▶ Work to be completed:
Note every line in the entries that contains the string "this", and copy it.

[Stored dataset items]
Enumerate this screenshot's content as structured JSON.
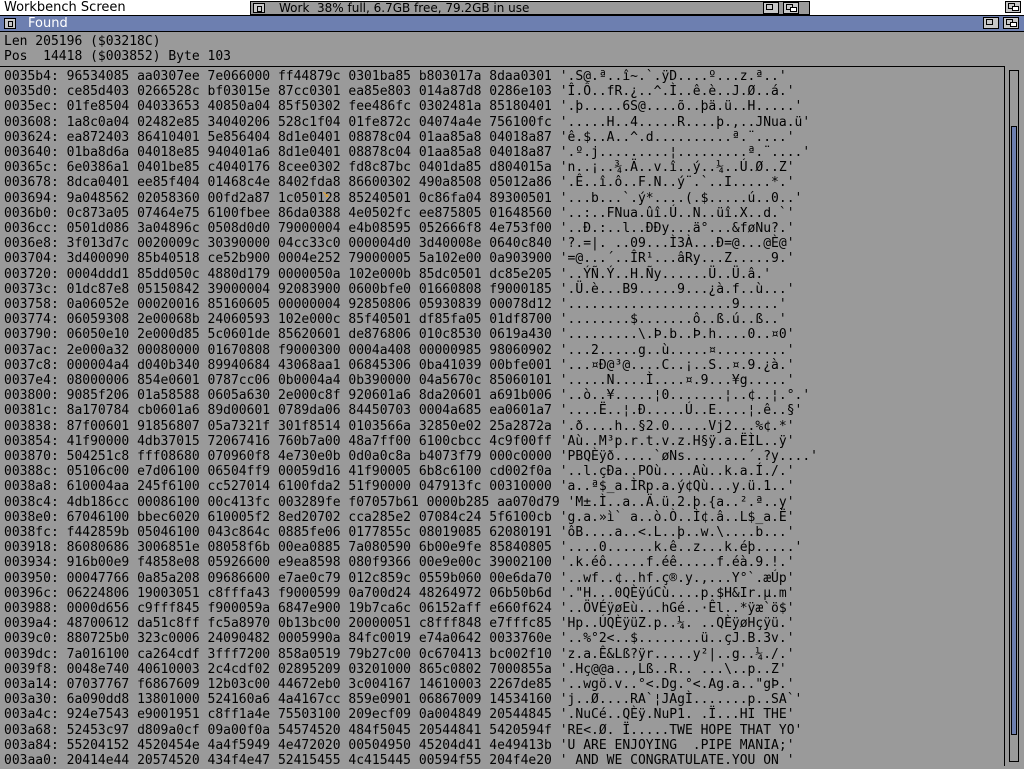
{
  "screen": {
    "title": "Workbench Screen"
  },
  "workbench_bar": {
    "text": "Work  38% full, 6.7GB free, 79.2GB in use"
  },
  "window": {
    "title": "Found"
  },
  "info": {
    "len": "Len 205196 ($03218C)",
    "pos": "Pos  14418 ($003852) Byte 103"
  },
  "colors": {
    "window_title": "#6d7fb0",
    "background": "#9a9a9a",
    "highlight": "#e8a020"
  },
  "rows": [
    {
      "addr": "0035b4:",
      "hex": "96534085 aa0307ee 7e066000 ff44879c 0301ba85 b803017a 8daa0301",
      "ascii": "'.S@.ª..î~.`.ÿD....º...z.ª..'"
    },
    {
      "addr": "0035d0:",
      "hex": "ce85d403 0266528c bf03015e 87cc0301 ea85e803 014a87d8 0286e103",
      "ascii": "'Î.Ô..fR.¿..^.Ì..ê.è..J.Ø..á.'"
    },
    {
      "addr": "0035ec:",
      "hex": "01fe8504 04033653 40850a04 85f50302 fee486fc 0302481a 85180401",
      "ascii": "'.þ.....6S@....õ..þä.ü..H.....'"
    },
    {
      "addr": "003608:",
      "hex": "1a8c0a04 02482e85 34040206 528c1f04 01fe872c 04074a4e 756100fc",
      "ascii": "'.....H..4.....R....þ.,..JNua.ü'"
    },
    {
      "addr": "003624:",
      "hex": "ea872403 86410401 5e856404 8d1e0401 08878c04 01aa85a8 04018a87",
      "ascii": "'ê.$..A..^.d..........ª.¨....'"
    },
    {
      "addr": "003640:",
      "hex": "01ba8d6a 04018e85 940401a6 8d1e0401 08878c04 01aa85a8 04018a87",
      "ascii": "'.º.j.........¦.........ª.¨....'"
    },
    {
      "addr": "00365c:",
      "hex": "6e0386a1 0401be85 c4040176 8cee0302 fd8c87bc 0401da85 d804015a",
      "ascii": "'n..¡..¾.Ä..v.î..ý..¼..Ú.Ø..Z'"
    },
    {
      "addr": "003678:",
      "hex": "8dca0401 ee85f404 01468c4e 8402fda8 86600302 490a8508 05012a86",
      "ascii": "'.Ê..î.ô..F.N..ý¨.`..I.....*.'"
    },
    {
      "addr": "003694:",
      "hex": "9a048562 02058360 00fd2a87 1c050128 85240501 0c86fa04 89300501",
      "ascii": "'...b...`.ý*....(.$.....ú..0..'"
    },
    {
      "addr": "0036b0:",
      "hex": "0c873a05 07464e75 6100fbee 86da0388 4e0502fc ee875805 01648560",
      "ascii": "'..:..FNua.ûî.Ú..N..üî.X..d.`'"
    },
    {
      "addr": "0036cc:",
      "hex": "0501d086 3a04896c 0508d0d0 79000004 e4b08595 052666f8 4e753f00",
      "ascii": "'..Ð.:..l..ÐÐy...ä°...&føNu?.'"
    },
    {
      "addr": "0036e8:",
      "hex": "3f013d7c 0020009c 30390000 04cc33c0 000004d0 3d40008e 0640c840",
      "ascii": "'?.=|. ..09...Ì3À...Ð=@...@È@'"
    },
    {
      "addr": "003704:",
      "hex": "3d400090 85b40518 ce52b900 0004e252 79000005 5a102e00 0a903900",
      "ascii": "'=@...´..ÎR¹...âRy...Z.....9.'"
    },
    {
      "addr": "003720:",
      "hex": "0004ddd1 85dd050c 4880d179 0000050a 102e000b 85dc0501 dc85e205",
      "ascii": "'..ÝÑ.Ý..H.Ñy......Ü..Ü.â.'"
    },
    {
      "addr": "00373c:",
      "hex": "01dc87e8 05150842 39000004 92083900 0600bfe0 01660808 f9000185",
      "ascii": "'.Ü.è...B9.....9...¿à.f..ù...'"
    },
    {
      "addr": "003758:",
      "hex": "0a06052e 00020016 85160605 00000004 92850806 05930839 00078d12",
      "ascii": "'.....................9.....'"
    },
    {
      "addr": "003774:",
      "hex": "06059308 2e00068b 24060593 102e000c 85f40501 df85fa05 01df8700",
      "ascii": "'........$.......ô..ß.ú..ß..'"
    },
    {
      "addr": "003790:",
      "hex": "06050e10 2e000d85 5c0601de 85620601 de876806 010c8530 0619a430",
      "ascii": "'.........\\.Þ.b..Þ.h....0..¤0'"
    },
    {
      "addr": "0037ac:",
      "hex": "2e000a32 00080000 01670808 f9000300 0004a408 00000985 98060902",
      "ascii": "'...2.....g..ù.....¤.........'"
    },
    {
      "addr": "0037c8:",
      "hex": "000004a4 d040b340 89940684 43068aa1 06845306 0ba41039 00bfe001",
      "ascii": "'...¤Ð@³@....C..¡..S..¤.9.¿à.'"
    },
    {
      "addr": "0037e4:",
      "hex": "08000006 854e0601 0787cc06 0b0004a4 0b390000 04a5670c 85060101",
      "ascii": "'.....N....Ì....¤.9...¥g.....'"
    },
    {
      "addr": "003800:",
      "hex": "9085f206 01a58588 0605a630 2e000c8f 920601a6 8da20601 a691b006",
      "ascii": "'..ò..¥.....¦0.......¦..¢..¦.°.'"
    },
    {
      "addr": "00381c:",
      "hex": "8a170784 cb0601a6 89d00601 0789da06 84450703 0004a685 ea0601a7",
      "ascii": "'....Ë..¦.Ð.....Ú..E....¦.ê..§'"
    },
    {
      "addr": "003838:",
      "hex": "87f00601 91856807 05a7321f 301f8514 0103566a 32850e02 25a2872a",
      "ascii": "'.ð....h..§2.0.....Vj2...%¢.*'"
    },
    {
      "addr": "003854:",
      "hex": "41f90000 4db37015 72067416 760b7a00 48a7ff00 6100cbcc 4c9f00ff",
      "ascii": "'Aù..M³p.r.t.v.z.H§ÿ.a.ËÌL..ÿ'"
    },
    {
      "addr": "003870:",
      "hex": "504251c8 fff08680 070960f8 4e730e0b 0d0a0c8a b4073f79 000c0000",
      "ascii": "'PBQÈÿð.....`øNs........´.?y....'"
    },
    {
      "addr": "00388c:",
      "hex": "05106c00 e7d06100 06504ff9 00059d16 41f90005 6b8c6100 cd002f0a",
      "ascii": "'..l.çÐa..POù....Aù..k.a.Í./.'"
    },
    {
      "addr": "0038a8:",
      "hex": "610004aa 245f6100 cc527014 6100fda2 51f90000 047913fc 00310000",
      "ascii": "'a..ª$_a.ÌRp.a.ý¢Qù...y.ü.1..'"
    },
    {
      "addr": "0038c4:",
      "hex": "4db186cc 00086100 00c413fc 003289fe f07057b61 0000b285 aa070d79",
      "ascii": "'M±.Ì..a..Ä.ü.2.þ.{a..².ª..y'"
    },
    {
      "addr": "0038e0:",
      "hex": "67046100 bbec6020 610005f2 8ed20702 cca285e2 07084c24 5f6100cb",
      "ascii": "'g.a.»ì` a..ò.Ò..Ì¢.â..L$_a.Ë'"
    },
    {
      "addr": "0038fc:",
      "hex": "f442859b 05046100 043c864c 0885fe06 0177855c 08019085 62080191",
      "ascii": "'ôB....a..<.L..þ..w.\\....b...'"
    },
    {
      "addr": "003918:",
      "hex": "86080686 3006851e 08058f6b 00ea0885 7a080590 6b00e9fe 85840805",
      "ascii": "'....0......k.ê..z...k.éþ.....'"
    },
    {
      "addr": "003934:",
      "hex": "916b00e9 f4858e08 05926600 e9ea8598 080f9366 00e9e00c 39002100",
      "ascii": "'.k.éô.....f.éê.....f.éà.9.!.'"
    },
    {
      "addr": "003950:",
      "hex": "00047766 0a85a208 09686600 e7ae0c79 012c859c 0559b060 00e6da70",
      "ascii": "'..wf..¢..hf.ç®.y.,...Y°`.æÚp'"
    },
    {
      "addr": "00396c:",
      "hex": "06224806 19003051 c8fffa43 f9000599 0a700d24 48264972 06b50b6d",
      "ascii": "'.\"H...0QÈÿúCù....p.$H&Ir.µ.m'"
    },
    {
      "addr": "003988:",
      "hex": "0000d656 c9fff845 f900059a 6847e900 19b7ca6c 06152aff e660f624",
      "ascii": "'..ÖVÉÿøEù...hGé..·Êl..*ÿæ`ö$'"
    },
    {
      "addr": "0039a4:",
      "hex": "48700612 da51c8ff fc5a8970 0b13bc00 20000051 c8fff848 e7fffc85",
      "ascii": "'Hp..ÚQÈÿüZ.p..¼. ..QÈÿøHçÿü.'"
    },
    {
      "addr": "0039c0:",
      "hex": "880725b0 323c0006 24090482 0005990a 84fc0019 e74a0642 0033760e",
      "ascii": "'..%°2<..$........ü..çJ.B.3v.'"
    },
    {
      "addr": "0039dc:",
      "hex": "7a016100 ca264cdf 3fff7200 858a0519 79b27c00 0c670413 bc002f10",
      "ascii": "'z.a.Ê&Lß?ÿr.....y²|..g..¼./.'"
    },
    {
      "addr": "0039f8:",
      "hex": "0048e740 40610003 2c4cdf02 02895209 03201000 865c0802 7000855a",
      "ascii": "'.Hç@@a..,Lß..R.. ...\\..p..Z'"
    },
    {
      "addr": "003a14:",
      "hex": "07037767 f6867609 12b03c00 44672eb0 3c004167 14610003 2267de85",
      "ascii": "'..wgö.v..°<.Dg.°<.Ag.a..\"gÞ.'"
    },
    {
      "addr": "003a30:",
      "hex": "6a090dd8 13801000 524160a6 4a4167cc 859e0901 06867009 14534160",
      "ascii": "'j..Ø....RA`¦JAgÌ.......p..SA`'"
    },
    {
      "addr": "003a4c:",
      "hex": "924e7543 e9001951 c8ff1a4e 75503100 209ecf09 0a004849 20544845",
      "ascii": "'.NuCé..QÈÿ.NuP1. .Ï...HI THE'"
    },
    {
      "addr": "003a68:",
      "hex": "52453c97 d809a0cf 09a00f0a 54574520 484f5045 20544841 5420594f",
      "ascii": "'RE<.Ø. Ï.....TWE HOPE THAT YO'"
    },
    {
      "addr": "003a84:",
      "hex": "55204152 4520454e 4a4f5949 4e472020 00504950 45204d41 4e49413b",
      "ascii": "'U ARE ENJOYING  .PIPE MANIA;'"
    },
    {
      "addr": "003aa0:",
      "hex": "20414e44 20574520 434f4e47 52415455 4c415445 00594f55 204f4e20",
      "ascii": "' AND WE CONGRATULATE.YOU ON '"
    }
  ],
  "scrollbar": {
    "position": 0.08,
    "visible_fraction": 0.9
  }
}
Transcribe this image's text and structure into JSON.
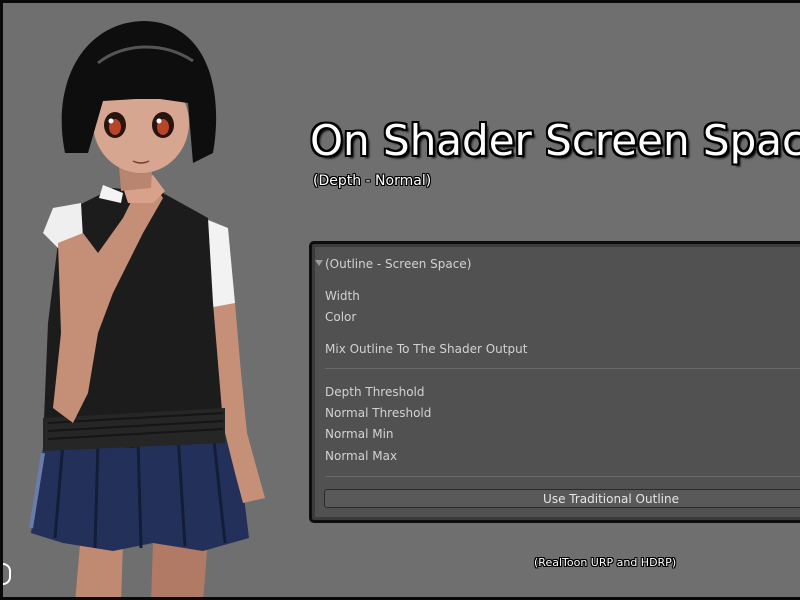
{
  "heading": {
    "title": "On Shader Screen Space Outline",
    "subtitle": "(Depth - Normal)"
  },
  "inspector": {
    "foldout_label": "(Outline - Screen Space)",
    "properties": [
      "Width",
      "Color",
      "Mix Outline To The Shader Output",
      "Depth Threshold",
      "Normal Threshold",
      "Normal Min",
      "Normal Max"
    ],
    "button_label": "Use Traditional Outline"
  },
  "footer": {
    "note": "(RealToon URP and HDRP)"
  },
  "illustration": {
    "icon": "anime-girl-character"
  }
}
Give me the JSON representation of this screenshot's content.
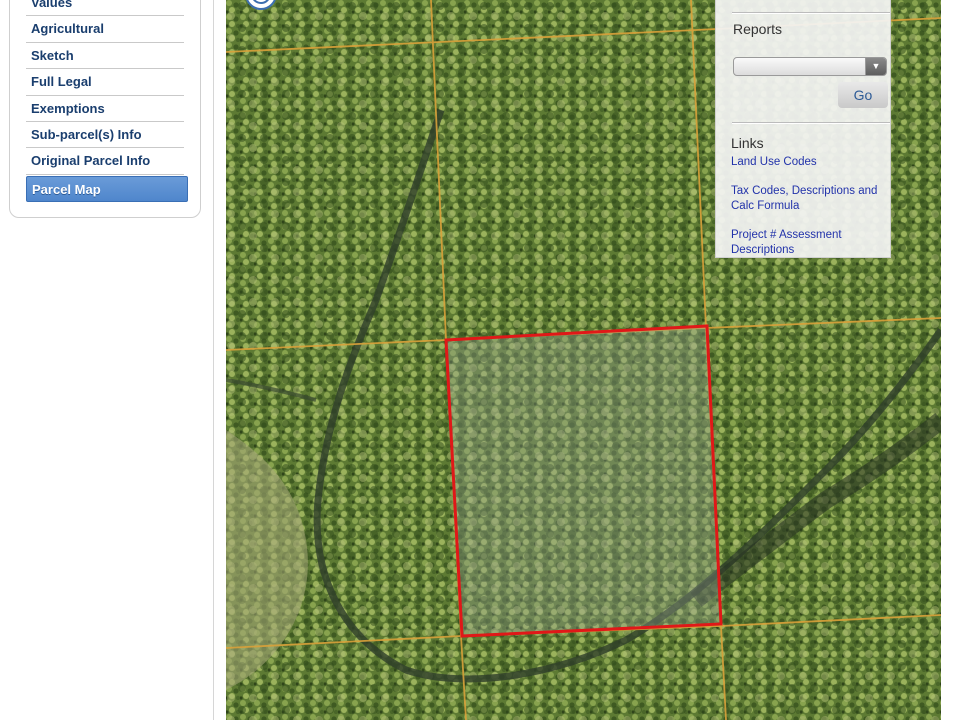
{
  "sidebar": {
    "items": [
      {
        "label": "Values"
      },
      {
        "label": "Agricultural"
      },
      {
        "label": "Sketch"
      },
      {
        "label": "Full Legal"
      },
      {
        "label": "Exemptions"
      },
      {
        "label": "Sub-parcel(s) Info"
      },
      {
        "label": "Original Parcel Info"
      }
    ],
    "active_item": {
      "label": "Parcel Map"
    }
  },
  "reports": {
    "title": "Reports",
    "selected": "",
    "go_label": "Go"
  },
  "links": {
    "title": "Links",
    "items": [
      {
        "label": "Land Use Codes"
      },
      {
        "label": "Tax Codes, Descriptions and Calc Formula"
      },
      {
        "label": "Project # Assessment Descriptions"
      }
    ]
  },
  "colors": {
    "parcel_outline": "#e01818",
    "parcel_grid": "#d9a13a",
    "active_nav": "#4f86cc",
    "link": "#2233aa"
  },
  "icons": [
    "map-navigation-icon",
    "dropdown-arrow-icon"
  ]
}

▶ Answer box:
Enumerate this screenshot's content as structured JSON.
Transcribe this image's text and structure into JSON.
Give me the JSON representation of this screenshot's content.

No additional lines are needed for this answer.